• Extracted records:
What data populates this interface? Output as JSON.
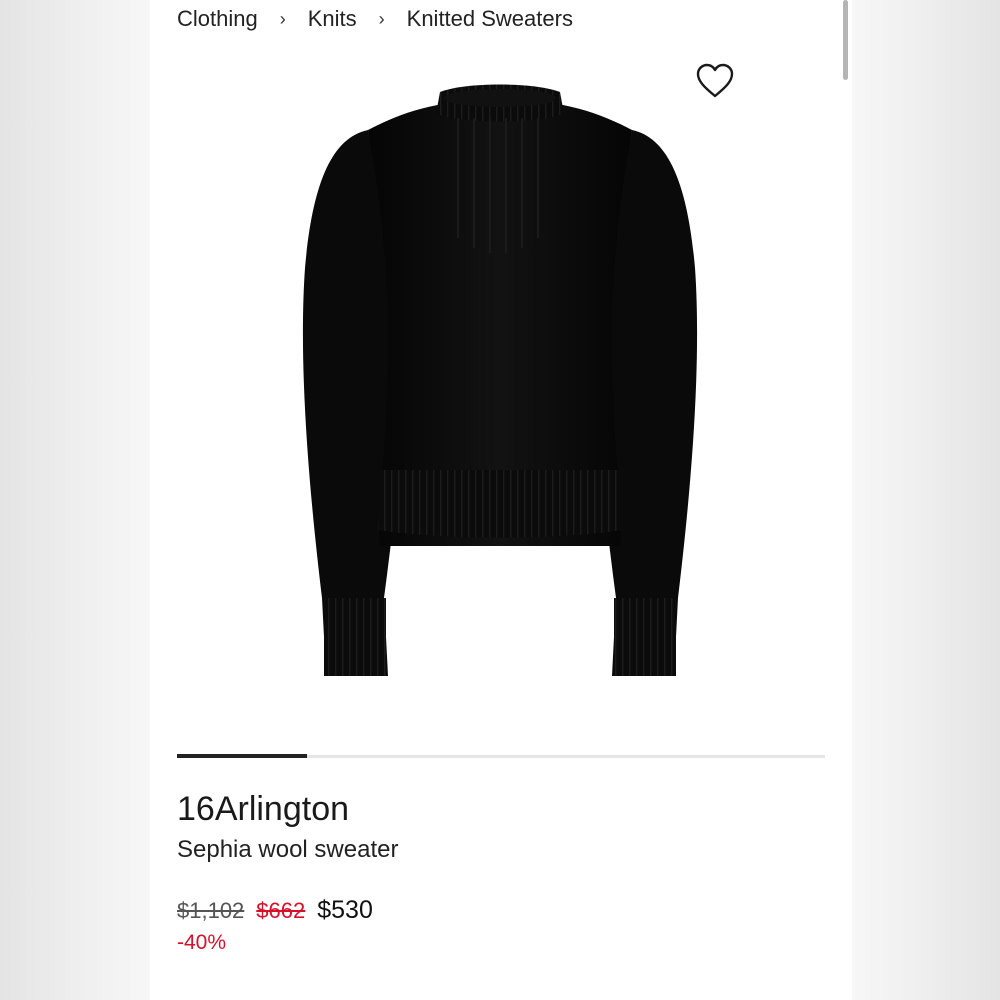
{
  "breadcrumb": {
    "items": [
      "Clothing",
      "Knits",
      "Knitted Sweaters"
    ],
    "separator": "›"
  },
  "product": {
    "brand": "16Arlington",
    "name": "Sephia wool sweater",
    "image_icon": "black-sweater-image",
    "wishlist_icon": "heart-outline-icon"
  },
  "gallery": {
    "progress_fraction": 0.2
  },
  "pricing": {
    "original": "$1,102",
    "previous": "$662",
    "current": "$530",
    "discount": "-40%",
    "sale_color": "#d8102a"
  }
}
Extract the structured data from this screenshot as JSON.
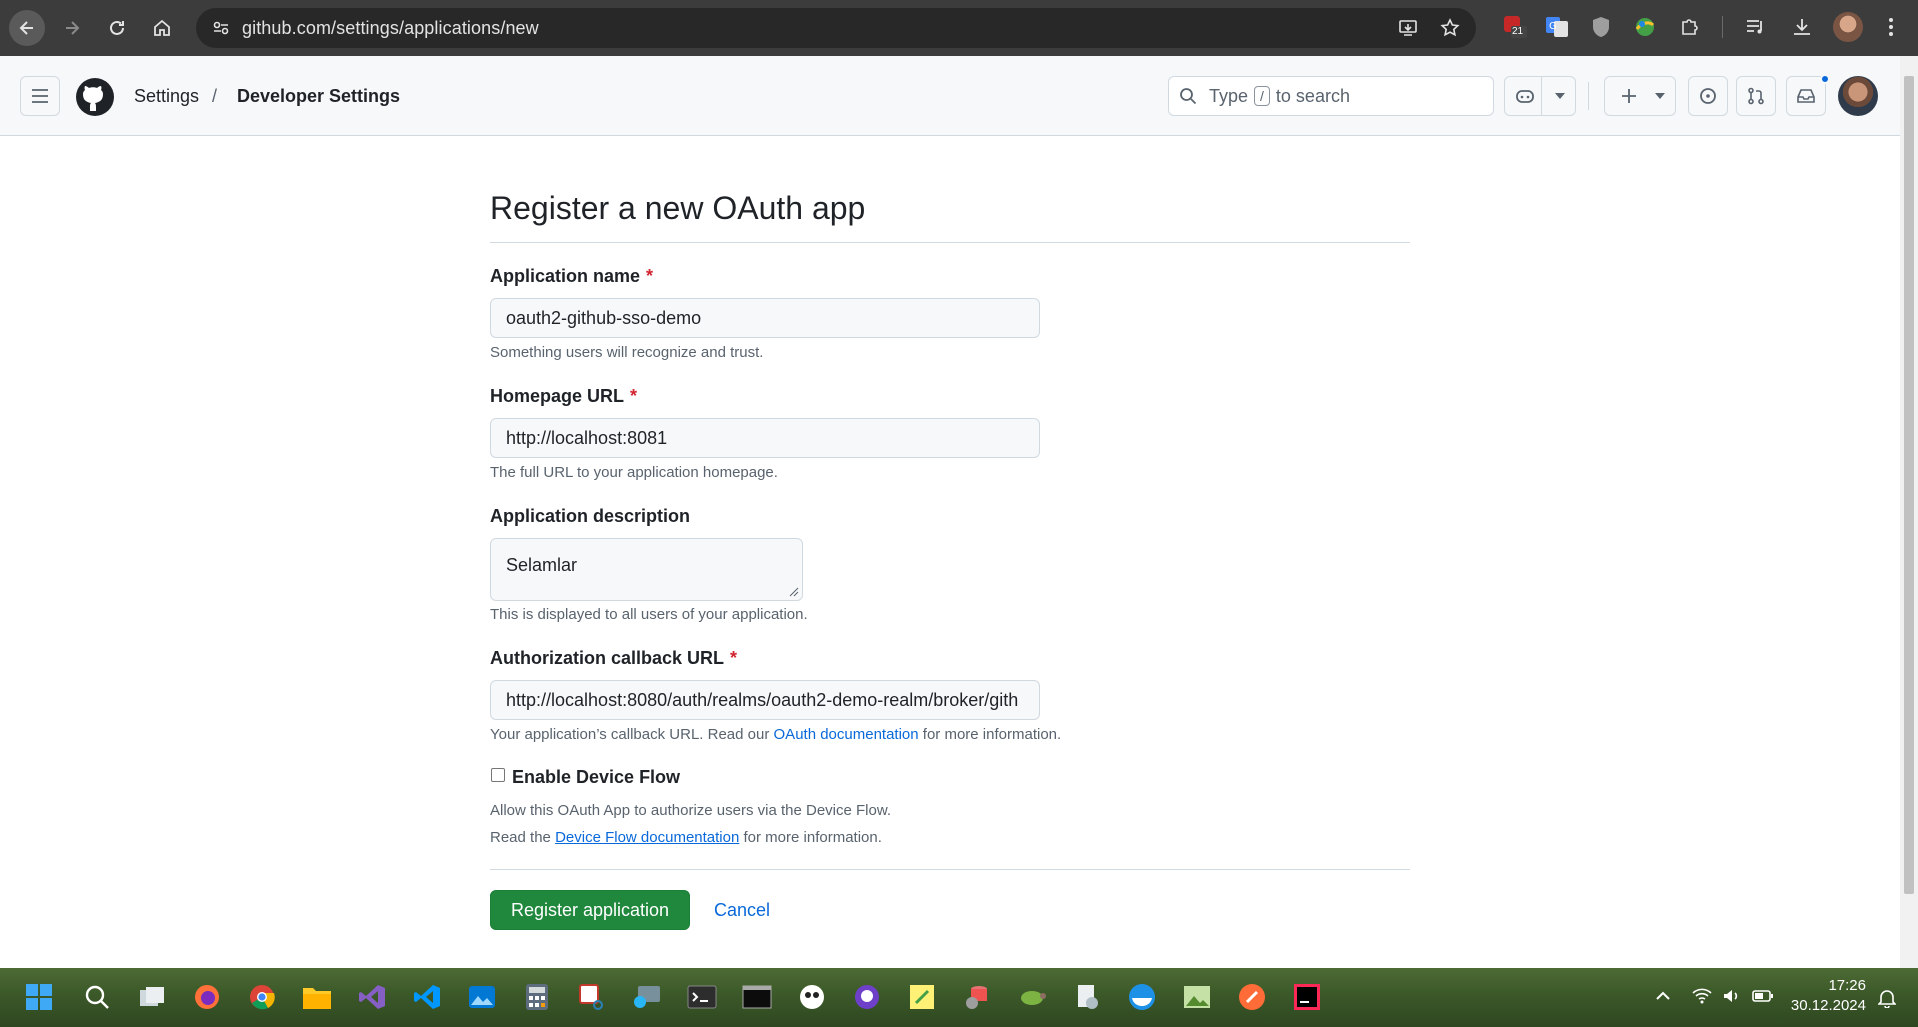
{
  "browser": {
    "url": "github.com/settings/applications/new",
    "extension_badge": "21",
    "icons": [
      "back-icon",
      "forward-icon",
      "reload-icon",
      "home-icon",
      "tune-icon",
      "install-app-icon",
      "bookmark-star-icon",
      "extension-icon",
      "translate-icon",
      "shield-icon",
      "puzzle-icon",
      "media-icon",
      "download-icon",
      "profile-icon",
      "kebab-icon"
    ]
  },
  "header": {
    "breadcrumb_settings": "Settings",
    "breadcrumb_separator": "/",
    "breadcrumb_developer": "Developer Settings",
    "search_prefix": "Type",
    "search_key": "/",
    "search_suffix": "to search"
  },
  "form": {
    "title": "Register a new OAuth app",
    "required_mark": "*",
    "app_name_label": "Application name",
    "app_name_value": "oauth2-github-sso-demo",
    "app_name_note": "Something users will recognize and trust.",
    "homepage_label": "Homepage URL",
    "homepage_value": "http://localhost:8081",
    "homepage_note": "The full URL to your application homepage.",
    "description_label": "Application description",
    "description_value": "Selamlar",
    "description_note": "This is displayed to all users of your application.",
    "callback_label": "Authorization callback URL",
    "callback_value": "http://localhost:8080/auth/realms/oauth2-demo-realm/broker/gith",
    "callback_note_prefix": "Your application’s callback URL. Read our",
    "callback_note_link": "OAuth documentation",
    "callback_note_suffix": "for more information.",
    "device_flow_label": "Enable Device Flow",
    "device_flow_checked": false,
    "device_flow_note1": "Allow this OAuth App to authorize users via the Device Flow.",
    "device_flow_note2_prefix": "Read the",
    "device_flow_note2_link": "Device Flow documentation",
    "device_flow_note2_suffix": "for more information.",
    "register_button": "Register application",
    "cancel_link": "Cancel"
  },
  "taskbar": {
    "time": "17:26",
    "date": "30.12.2024"
  },
  "colors": {
    "accent_green": "#1f883d",
    "link_blue": "#0969da",
    "required_red": "#d1242f"
  }
}
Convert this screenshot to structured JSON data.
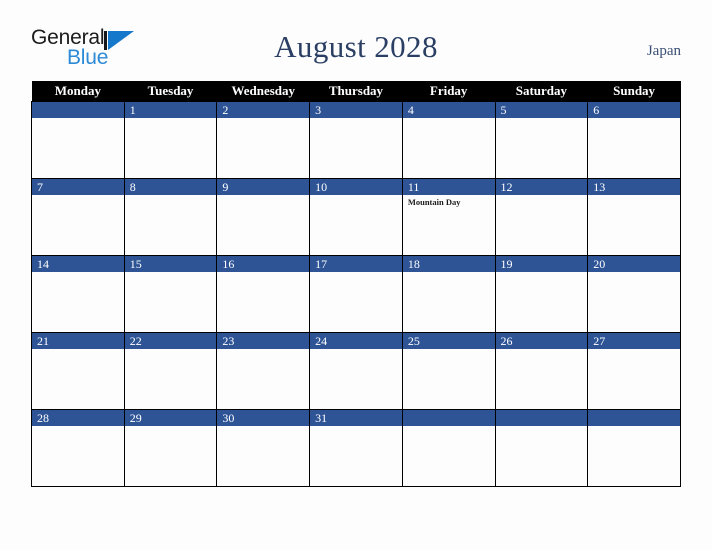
{
  "brand": {
    "name_part1": "General",
    "name_part2": "Blue",
    "triangle_color": "#1678cb",
    "blue_text_color": "#2d8ad6"
  },
  "header": {
    "title": "August 2028",
    "country": "Japan",
    "title_color": "#2a3f63"
  },
  "calendar": {
    "month": "August",
    "year": "2028",
    "accent_color": "#2e5496",
    "header_bg": "#000000",
    "weekday_headers": [
      "Monday",
      "Tuesday",
      "Wednesday",
      "Thursday",
      "Friday",
      "Saturday",
      "Sunday"
    ],
    "weeks": [
      [
        {
          "day": "",
          "events": []
        },
        {
          "day": "1",
          "events": []
        },
        {
          "day": "2",
          "events": []
        },
        {
          "day": "3",
          "events": []
        },
        {
          "day": "4",
          "events": []
        },
        {
          "day": "5",
          "events": []
        },
        {
          "day": "6",
          "events": []
        }
      ],
      [
        {
          "day": "7",
          "events": []
        },
        {
          "day": "8",
          "events": []
        },
        {
          "day": "9",
          "events": []
        },
        {
          "day": "10",
          "events": []
        },
        {
          "day": "11",
          "events": [
            "Mountain Day"
          ]
        },
        {
          "day": "12",
          "events": []
        },
        {
          "day": "13",
          "events": []
        }
      ],
      [
        {
          "day": "14",
          "events": []
        },
        {
          "day": "15",
          "events": []
        },
        {
          "day": "16",
          "events": []
        },
        {
          "day": "17",
          "events": []
        },
        {
          "day": "18",
          "events": []
        },
        {
          "day": "19",
          "events": []
        },
        {
          "day": "20",
          "events": []
        }
      ],
      [
        {
          "day": "21",
          "events": []
        },
        {
          "day": "22",
          "events": []
        },
        {
          "day": "23",
          "events": []
        },
        {
          "day": "24",
          "events": []
        },
        {
          "day": "25",
          "events": []
        },
        {
          "day": "26",
          "events": []
        },
        {
          "day": "27",
          "events": []
        }
      ],
      [
        {
          "day": "28",
          "events": []
        },
        {
          "day": "29",
          "events": []
        },
        {
          "day": "30",
          "events": []
        },
        {
          "day": "31",
          "events": []
        },
        {
          "day": "",
          "events": []
        },
        {
          "day": "",
          "events": []
        },
        {
          "day": "",
          "events": []
        }
      ]
    ]
  }
}
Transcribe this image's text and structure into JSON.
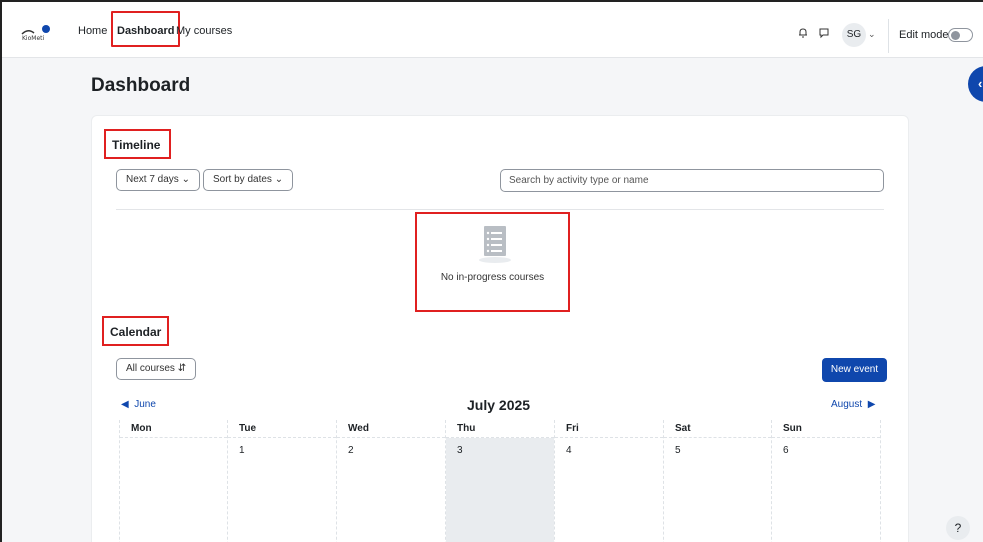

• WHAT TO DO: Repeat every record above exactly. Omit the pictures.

• ANSWER SECTION:
What data populates this interface? Output as JSON.
{
  "breadcrumb": {
    "items": [
      "Clothing",
      "Knits",
      "Knitted Sweaters"
    ],
    "separator": "›"
  },
  "product": {
    "brand": "16Arlington",
    "name": "Sephia wool sweater",
    "image_icon": "black-sweater-image",
    "wishlist_icon": "heart-outline-icon"
  },
  "gallery": {
    "progress_fraction": 0.2
  },
  "pricing": {
    "original": "$1,102",
    "previous": "$662",
    "current": "$530",
    "discount": "-40%",
    "sale_color": "#d8102a"
  }
}
Extract the structured data from this screenshot as JSON.
{
  "browser": {
    "url": "github.com/settings/applications/new",
    "extension_badge": "21",
    "icons": [
      "back-icon",
      "forward-icon",
      "reload-icon",
      "home-icon",
      "tune-icon",
      "install-app-icon",
      "bookmark-star-icon",
      "extension-icon",
      "translate-icon",
      "shield-icon",
      "puzzle-icon",
      "media-icon",
      "download-icon",
      "profile-icon",
      "kebab-icon"
    ]
  },
  "header": {
    "breadcrumb_settings": "Settings",
    "breadcrumb_separator": "/",
    "breadcrumb_developer": "Developer Settings",
    "search_prefix": "Type",
    "search_key": "/",
    "search_suffix": "to search"
  },
  "form": {
    "title": "Register a new OAuth app",
    "required_mark": "*",
    "app_name_label": "Application name",
    "app_name_value": "oauth2-github-sso-demo",
    "app_name_note": "Something users will recognize and trust.",
    "homepage_label": "Homepage URL",
    "homepage_value": "http://localhost:8081",
    "homepage_note": "The full URL to your application homepage.",
    "description_label": "Application description",
    "description_value": "Selamlar",
    "description_note": "This is displayed to all users of your application.",
    "callback_label": "Authorization callback URL",
    "callback_value": "http://localhost:8080/auth/realms/oauth2-demo-realm/broker/gith",
    "callback_note_prefix": "Your application’s callback URL. Read our",
    "callback_note_link": "OAuth documentation",
    "callback_note_suffix": "for more information.",
    "device_flow_label": "Enable Device Flow",
    "device_flow_checked": false,
    "device_flow_note1": "Allow this OAuth App to authorize users via the Device Flow.",
    "device_flow_note2_prefix": "Read the",
    "device_flow_note2_link": "Device Flow documentation",
    "device_flow_note2_suffix": "for more information.",
    "register_button": "Register application",
    "cancel_link": "Cancel"
  },
  "taskbar": {
    "time": "17:26",
    "date": "30.12.2024"
  },
  "colors": {
    "accent_green": "#1f883d",
    "link_blue": "#0969da",
    "required_red": "#d1242f"
  }
}
Convert this screenshot to structured JSON data.
{
  "brand": {
    "name_part1": "General",
    "name_part2": "Blue",
    "triangle_color": "#1678cb",
    "blue_text_color": "#2d8ad6"
  },
  "header": {
    "title": "August 2028",
    "country": "Japan",
    "title_color": "#2a3f63"
  },
  "calendar": {
    "month": "August",
    "year": "2028",
    "accent_color": "#2e5496",
    "header_bg": "#000000",
    "weekday_headers": [
      "Monday",
      "Tuesday",
      "Wednesday",
      "Thursday",
      "Friday",
      "Saturday",
      "Sunday"
    ],
    "weeks": [
      [
        {
          "day": "",
          "events": []
        },
        {
          "day": "1",
          "events": []
        },
        {
          "day": "2",
          "events": []
        },
        {
          "day": "3",
          "events": []
        },
        {
          "day": "4",
          "events": []
        },
        {
          "day": "5",
          "events": []
        },
        {
          "day": "6",
          "events": []
        }
      ],
      [
        {
          "day": "7",
          "events": []
        },
        {
          "day": "8",
          "events": []
        },
        {
          "day": "9",
          "events": []
        },
        {
          "day": "10",
          "events": []
        },
        {
          "day": "11",
          "events": [
            "Mountain Day"
          ]
        },
        {
          "day": "12",
          "events": []
        },
        {
          "day": "13",
          "events": []
        }
      ],
      [
        {
          "day": "14",
          "events": []
        },
        {
          "day": "15",
          "events": []
        },
        {
          "day": "16",
          "events": []
        },
        {
          "day": "17",
          "events": []
        },
        {
          "day": "18",
          "events": []
        },
        {
          "day": "19",
          "events": []
        },
        {
          "day": "20",
          "events": []
        }
      ],
      [
        {
          "day": "21",
          "events": []
        },
        {
          "day": "22",
          "events": []
        },
        {
          "day": "23",
          "events": []
        },
        {
          "day": "24",
          "events": []
        },
        {
          "day": "25",
          "events": []
        },
        {
          "day": "26",
          "events": []
        },
        {
          "day": "27",
          "events": []
        }
      ],
      [
        {
          "day": "28",
          "events": []
        },
        {
          "day": "29",
          "events": []
        },
        {
          "day": "30",
          "events": []
        },
        {
          "day": "31",
          "events": []
        },
        {
          "day": "",
          "events": []
        },
        {
          "day": "",
          "events": []
        },
        {
          "day": "",
          "events": []
        }
      ]
    ]
  }
}
Transcribe this image's text and structure into JSON.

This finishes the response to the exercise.